It always feels good to be appreciated. And it’s pretty fun to help out fellow tumblrs, although you’re very kind with the compliment about my being charitable because as most tumblrs know, I have a temper and can get pretty angry at some fellow bloggers.

But to answer your question, I am a believer in the beauty and importance of restoring the Extraordinary Form Mass in the life of the Catholic Church. I have offered the traditional Latin Mass since 1998, and from 2001-2003 I was pastor of the Latin Mass community of Bakersfield, CA when they were at San Clemente Parish there.

Some have referred to me as “bi-ritual” but that is not correct since the EF Mass is not another rite but a different form in the same Roman Rite. I guess I am “bi-formal” LOL. In my present parish I do not offer the EF Mass because my parish work keeps me pretty occupied in the Novus Ordo or Ordinary Form Mass and sacraments.

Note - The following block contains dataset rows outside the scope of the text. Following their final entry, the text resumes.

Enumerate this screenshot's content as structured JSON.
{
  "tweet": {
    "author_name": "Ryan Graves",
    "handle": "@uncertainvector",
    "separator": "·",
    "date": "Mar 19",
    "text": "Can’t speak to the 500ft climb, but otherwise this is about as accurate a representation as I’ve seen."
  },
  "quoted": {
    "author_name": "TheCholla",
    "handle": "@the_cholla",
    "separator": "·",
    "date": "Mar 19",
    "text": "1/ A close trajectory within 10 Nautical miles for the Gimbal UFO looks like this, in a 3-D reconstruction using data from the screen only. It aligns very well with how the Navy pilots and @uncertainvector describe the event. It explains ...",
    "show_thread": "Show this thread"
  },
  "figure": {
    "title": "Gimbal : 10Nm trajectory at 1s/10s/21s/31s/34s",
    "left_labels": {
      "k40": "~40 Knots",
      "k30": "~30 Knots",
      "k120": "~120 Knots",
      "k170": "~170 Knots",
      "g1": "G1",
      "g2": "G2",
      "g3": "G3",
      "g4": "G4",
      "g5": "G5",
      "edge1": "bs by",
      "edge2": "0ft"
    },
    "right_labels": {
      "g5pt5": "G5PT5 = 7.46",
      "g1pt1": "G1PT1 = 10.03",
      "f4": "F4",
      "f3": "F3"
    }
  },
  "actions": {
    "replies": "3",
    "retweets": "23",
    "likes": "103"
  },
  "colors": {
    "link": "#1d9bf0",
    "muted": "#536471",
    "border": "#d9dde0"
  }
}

I believe the ancient use (usus antiquior) Latin Mass is popular in some circles of Catholics because it is a vehicle of an immemorial custom of prayer, the beautiful medieval and European culture that accompanied that, and very highly evolved musical treasury (the irreplaceable Gregorian chant). The ancient Latin Mass is a depository of many treasures of Catholic Faith, and the only Mass known to 1,000 years of saints in the Catholic Church.

However, some bishops and priests are opposed to it because of psychological, emotional, and mental problems. It is claimed that they are opposed because the traditional Latin Mass is boring, and that the people are like passive zombies and don’t get involved.

But honestly, the EF Mass is a reminder of all things pre-Vatican II for some bishops and priests. The Catholic Church in the pre-Vatican II era was simply like a different religion. You would not recognize it from what we have today. I caught the tail end of that era as a little boy. I grew up during the changes. I didn’t actually grow up a “pre-Vatican II” Catholic.

But some clergy connect that era with autocratic authority, total lack of lay involvement in favor of priests and nuns doing all the work, an emphasis on ritual instead of a lively faith and friendship with Jesus, a membership that was good at memorizing doctrines and answers but not good at thinking on their own and apologetics, and a tendency to just go along with the Catholic Faith as something routine and repetitive.

There may be some slight validity to those criticisms, but I believe they are exaggerated and inaccurate. It is neither fair to that era of Catholic history to bathe it in golden nostalgia nor to paint it as horrible and something that “warped” us for life. It was, what it was. For some clergy, it certainly was a “harsher” Church to live and work in than the Church of today. 

As a post-Vatican II generation priest, I don’t carry any of the baggage or mental issues that some connect with the traditional Latin Mass, so it never bothered me to learn the EF Mass and offer it. To me, a priest exists to serve the faithful, and if that is what the faithful want, I believe that is what we should make an effort to provide, if possible.

It’s hard to be a Catholic in today’s world. If going to the EF Latin Mass makes it easier and more enjoyable for some Catholics, then I think priests need to be open to that as shepherds and pastors. At the same time, some Latin Mass Catholics can be hyper-critical, a little overbearing and whiny, and make it hard on the clergy to minister to them. That doesn’t help the situation.

God bless and take care! Fr. Angel